BIRMINGHAM, AL - The City of Birmingham faces its greatest hazard from flooding associated with severe weather. Birmingham’s high population density and development render parts of the City particularly vulnerable to the effects of flooding. In an effort to end this damage cycle, FEMA and the U.S. Army Corps of Engineers (USACE) provided funding for one of the largest flood acquisition project ever implemented. The buy-outs under this project have avoided losses of over $60 million on an investment of $36 million.
Village Creek’s floodplain comprises 53 percent of Birmingham’s Special Flood Hazard Area. In some locations, floodwaters can rise as quickly as 3 feet per hour. Village Creek has flooded nearby neighborhoods over 20 times in the past 20 years. Since 1977, federally declared flooding events have occurred 11 times. This history of repetitive flooding and associated damages prompted the City and the USACE to seek congressional funding to accomplish both structural and non-structural solutions to resolve the cycle of repetitive flooding.
The acquisition project was a cooperative effort by the City, the State, and the Federal government that spanned 20 years and removed 735 structures from the floodplain. Additionally, the project returned the floodplain to its natural state as a retention basin for floodwaters; breaking the cycle of flood damage in the floodplain of Village Creek.
The report “Losses Avoided in Birmingham Alabama” documents the direct losses avoided resulting from the federally costshared Village Creek Acquisition Projects.

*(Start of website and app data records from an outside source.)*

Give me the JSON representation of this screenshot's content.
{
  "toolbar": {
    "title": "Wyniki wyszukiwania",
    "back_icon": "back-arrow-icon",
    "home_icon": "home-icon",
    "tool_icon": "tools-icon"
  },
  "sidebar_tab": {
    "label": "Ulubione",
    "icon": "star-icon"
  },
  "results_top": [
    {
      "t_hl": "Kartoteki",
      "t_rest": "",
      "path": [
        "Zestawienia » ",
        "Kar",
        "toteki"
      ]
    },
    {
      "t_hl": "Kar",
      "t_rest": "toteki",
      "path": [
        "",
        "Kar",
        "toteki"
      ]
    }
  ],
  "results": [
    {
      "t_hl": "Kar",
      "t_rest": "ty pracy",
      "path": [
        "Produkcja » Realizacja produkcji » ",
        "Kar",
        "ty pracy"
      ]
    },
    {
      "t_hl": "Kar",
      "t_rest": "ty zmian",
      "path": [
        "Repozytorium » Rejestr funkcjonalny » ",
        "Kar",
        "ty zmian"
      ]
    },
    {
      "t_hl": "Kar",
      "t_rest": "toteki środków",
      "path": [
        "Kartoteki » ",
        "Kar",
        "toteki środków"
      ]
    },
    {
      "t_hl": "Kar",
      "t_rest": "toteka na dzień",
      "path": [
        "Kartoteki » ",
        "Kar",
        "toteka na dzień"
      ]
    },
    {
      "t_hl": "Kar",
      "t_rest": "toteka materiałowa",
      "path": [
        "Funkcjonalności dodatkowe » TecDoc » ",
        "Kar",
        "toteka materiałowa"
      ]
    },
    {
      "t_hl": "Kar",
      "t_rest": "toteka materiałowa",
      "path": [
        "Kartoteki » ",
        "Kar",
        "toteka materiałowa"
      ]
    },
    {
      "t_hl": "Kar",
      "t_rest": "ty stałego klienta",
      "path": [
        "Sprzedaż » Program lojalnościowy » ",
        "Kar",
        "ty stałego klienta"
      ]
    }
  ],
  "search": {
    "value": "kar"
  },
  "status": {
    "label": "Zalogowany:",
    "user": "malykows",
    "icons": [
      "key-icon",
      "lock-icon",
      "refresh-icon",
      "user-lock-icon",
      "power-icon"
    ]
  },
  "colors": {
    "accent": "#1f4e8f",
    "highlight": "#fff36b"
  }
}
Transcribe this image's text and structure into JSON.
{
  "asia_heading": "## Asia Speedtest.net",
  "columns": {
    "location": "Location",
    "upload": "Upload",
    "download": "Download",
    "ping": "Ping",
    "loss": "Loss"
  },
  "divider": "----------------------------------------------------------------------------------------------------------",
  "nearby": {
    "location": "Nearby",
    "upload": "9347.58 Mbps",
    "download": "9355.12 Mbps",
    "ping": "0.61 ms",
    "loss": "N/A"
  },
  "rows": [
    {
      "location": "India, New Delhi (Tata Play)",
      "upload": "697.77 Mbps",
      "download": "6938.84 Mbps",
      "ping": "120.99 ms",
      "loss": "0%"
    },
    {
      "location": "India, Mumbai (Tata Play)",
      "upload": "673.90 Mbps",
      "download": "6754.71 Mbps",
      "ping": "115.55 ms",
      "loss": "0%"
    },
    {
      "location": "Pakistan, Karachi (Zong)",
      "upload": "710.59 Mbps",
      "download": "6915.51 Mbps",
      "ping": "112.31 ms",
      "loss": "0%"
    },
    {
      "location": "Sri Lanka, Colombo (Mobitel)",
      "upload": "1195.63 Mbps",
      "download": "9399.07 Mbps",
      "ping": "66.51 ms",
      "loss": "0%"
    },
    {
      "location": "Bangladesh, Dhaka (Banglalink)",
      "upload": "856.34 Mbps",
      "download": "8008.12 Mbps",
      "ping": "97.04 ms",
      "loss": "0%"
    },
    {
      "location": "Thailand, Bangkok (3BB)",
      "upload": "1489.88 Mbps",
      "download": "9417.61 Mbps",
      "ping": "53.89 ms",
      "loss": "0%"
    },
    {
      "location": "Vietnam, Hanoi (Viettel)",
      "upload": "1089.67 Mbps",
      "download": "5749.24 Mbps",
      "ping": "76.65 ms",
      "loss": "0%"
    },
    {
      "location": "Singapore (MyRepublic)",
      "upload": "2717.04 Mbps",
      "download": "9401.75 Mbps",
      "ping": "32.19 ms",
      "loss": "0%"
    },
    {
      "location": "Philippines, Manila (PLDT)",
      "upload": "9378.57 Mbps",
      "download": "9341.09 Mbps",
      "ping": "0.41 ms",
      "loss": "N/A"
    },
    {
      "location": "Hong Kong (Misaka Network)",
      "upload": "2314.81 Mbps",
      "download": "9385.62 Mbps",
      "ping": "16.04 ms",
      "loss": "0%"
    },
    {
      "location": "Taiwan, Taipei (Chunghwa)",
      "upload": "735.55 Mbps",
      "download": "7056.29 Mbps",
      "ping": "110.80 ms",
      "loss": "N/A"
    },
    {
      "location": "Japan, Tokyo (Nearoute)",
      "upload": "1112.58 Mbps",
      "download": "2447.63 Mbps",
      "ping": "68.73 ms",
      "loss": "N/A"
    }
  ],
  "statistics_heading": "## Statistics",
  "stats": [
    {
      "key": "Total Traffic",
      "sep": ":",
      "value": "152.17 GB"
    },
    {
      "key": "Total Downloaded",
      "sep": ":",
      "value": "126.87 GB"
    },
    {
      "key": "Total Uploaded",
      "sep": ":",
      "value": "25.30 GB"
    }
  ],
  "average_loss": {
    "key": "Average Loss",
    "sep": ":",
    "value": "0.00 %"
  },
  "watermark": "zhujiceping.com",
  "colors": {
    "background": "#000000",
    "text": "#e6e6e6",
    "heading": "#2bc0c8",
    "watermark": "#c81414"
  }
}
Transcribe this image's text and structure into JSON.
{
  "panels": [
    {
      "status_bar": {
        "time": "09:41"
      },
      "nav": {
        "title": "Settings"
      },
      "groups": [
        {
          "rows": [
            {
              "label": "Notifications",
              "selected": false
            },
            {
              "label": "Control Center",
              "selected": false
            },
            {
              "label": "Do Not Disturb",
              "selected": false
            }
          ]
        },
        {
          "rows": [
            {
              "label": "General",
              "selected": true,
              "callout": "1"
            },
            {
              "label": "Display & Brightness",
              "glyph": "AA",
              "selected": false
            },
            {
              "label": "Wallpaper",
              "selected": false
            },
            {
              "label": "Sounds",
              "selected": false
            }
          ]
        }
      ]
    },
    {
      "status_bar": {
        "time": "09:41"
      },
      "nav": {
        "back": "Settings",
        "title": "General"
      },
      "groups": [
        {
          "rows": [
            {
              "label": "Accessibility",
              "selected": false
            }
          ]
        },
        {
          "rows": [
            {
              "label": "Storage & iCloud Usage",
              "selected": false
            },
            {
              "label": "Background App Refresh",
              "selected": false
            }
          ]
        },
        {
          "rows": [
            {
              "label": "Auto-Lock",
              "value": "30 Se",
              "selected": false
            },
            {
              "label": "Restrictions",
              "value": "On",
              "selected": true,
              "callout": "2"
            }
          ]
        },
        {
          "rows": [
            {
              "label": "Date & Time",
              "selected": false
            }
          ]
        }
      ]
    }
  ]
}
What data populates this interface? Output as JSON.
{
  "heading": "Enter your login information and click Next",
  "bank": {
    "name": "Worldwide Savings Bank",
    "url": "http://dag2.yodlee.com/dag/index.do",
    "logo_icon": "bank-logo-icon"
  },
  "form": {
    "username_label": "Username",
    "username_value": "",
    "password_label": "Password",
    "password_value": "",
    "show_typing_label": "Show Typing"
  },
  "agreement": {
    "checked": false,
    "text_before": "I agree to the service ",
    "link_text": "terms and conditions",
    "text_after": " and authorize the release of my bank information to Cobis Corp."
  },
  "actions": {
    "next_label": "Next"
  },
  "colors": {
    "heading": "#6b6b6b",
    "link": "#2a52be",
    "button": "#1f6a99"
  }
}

When severe storms hit Birmingham with four inches of rain on March 10-11, 2000, in the residential areas surrounding Village Creek there was little residential property damage, no displacement of residents, and no need for assistance even though floods elsewhere in the City were serious enough to result in a Presidential disaster declaration. The financial savings realized by the community as the direct result of implementing the acquisition project can be put towards other civic improvements/projects.